Head south for rolling hills, quieter roads and some landscapes that always remind me of home. If you’re prepared to run up and down mountains and risk snake sightings, there’s some brilliant trail running around the area, but if like me that’s not your scene, then it’s best to stick to the ocean side bike path, which can be repetitive, but the views make up for it somewhat.
Wollongong is great if you’re able to get away for a good few weeks, and are looking for somewhere with more than just triathlon going on. Check out Eat Street every Thursday evening in the centre of town for local street food and live music.
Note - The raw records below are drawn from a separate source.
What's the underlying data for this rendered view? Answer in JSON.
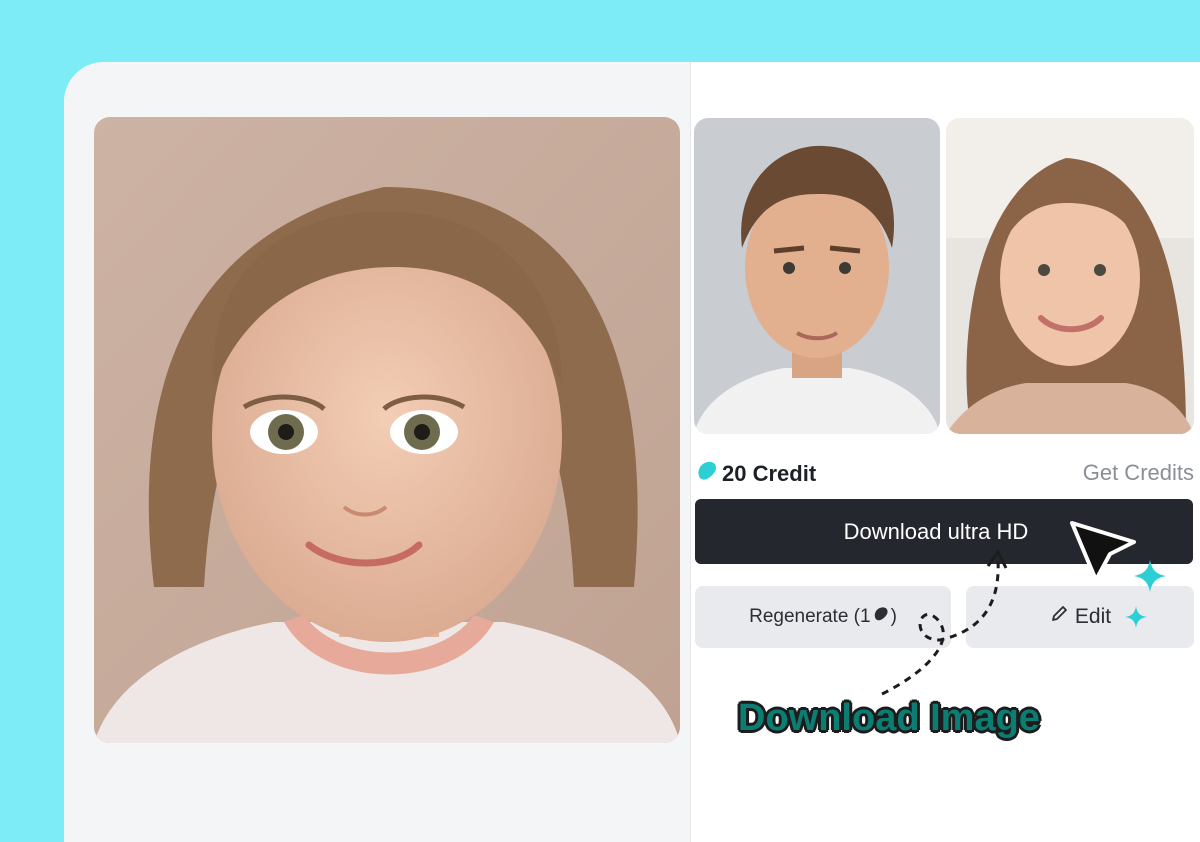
{
  "credits": {
    "amount": "20 Credit",
    "get_label": "Get Credits"
  },
  "actions": {
    "download_label": "Download ultra HD",
    "regenerate_label": "Regenerate (1",
    "regenerate_close": ")",
    "edit_label": "Edit"
  },
  "annotation": {
    "text": "Download Image"
  },
  "icons": {
    "credit": "bean-icon",
    "regen_cost": "bean-icon",
    "edit": "pencil-icon",
    "cursor": "cursor-arrow-icon",
    "sparkle": "sparkle-icon"
  },
  "colors": {
    "background": "#7eecf6",
    "accent": "#2ccfd3",
    "button_dark": "#24272d",
    "button_light": "#e9eaed",
    "label_fill": "#0b7d73"
  }
}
The major benefit is that this Spanish costal town is pretty close to home, and just a short flight from the UK to either Alicante or Murica. This does, however, mean that warm sunshine isn’t guaranteed, but you’re probably going to get better weather than home. I’ve visited a few times in January and its always been dry and warm enough to ride in nothing more than jersey, shorts and some arm warmers.
The biggest advantage of Aguilas for me is the cycling. I’ve always really enjoyed the variety in terrain available, from flat-ish coastal roads to rolling hills and mountain climbs. The road surface is good and generally really quiet in the winter months. The running is average, but from my experience of Spain, pretty standard. If you’re prepared to explore a little you can find lots of gravel trails around the infamous cabbage fields surrounding the town, but beware of yappy guard dogs, and getting a bit lost in the never changing landscape!
Swimming is limited in the sense that there is one 25m indoor pool; you’ll want to book lanes in advance or risk the pretty fresh sea, that’s doable if you’re brave!
There’s plenty of traditional Spanish restaurants to enjoy of an evening, and a 1euro cortado with Spanish tortilla is never far away. I’ve always enjoyed a couple of mid winter weeks in Aguilas, and recommend it if you prefer something quieter.
The first time I visited one of the more popular sports resort in Lanzarote, I was new to triathlon and naive beyond measure, not quite ready for the world I was entering into. Within a few hours of arriving, I called home slightly bemused, slightly terrified, reporting that I’d landed into some sort of compression clad Butlin’s on crack, or more specifically, on too many caffeine spiked energy gels. It was windy, the people were eccentric, I was overwhelmed, and I hated it!
However, I have since visited many times and my opinion of the Island and this resort specifically, has dramatically changed. It’s convince is significant. Multiple 50m pools to choose from, fitness centres, running tracks, breakfast buffets, dinner buffets, poolside bars, all literally on your doorstep. There are gravel trails that run for miles, and the cycling is scenic and varied if you’re prepared to endure the signature canary winds. Yes it’s fitness mad, and you’ll probably be woken most mornings at 7 by U2’s “Its a Beautiful Day” blasting out from the morning “Stretch” session, but everyone’s friendly really, and lets be honest, if you’re there you’re probably just as eccentric as the rest of them.
So Happy Holiday-ing, ummm, errr, Training I mean…
The winter grind doesn’t have to be completely miserable!
Non Stanford. October 2018.
Non Stanford is a British professional triathlete, the 2013 ITU Triathlon World Champion and an ambassador for Pedalcover.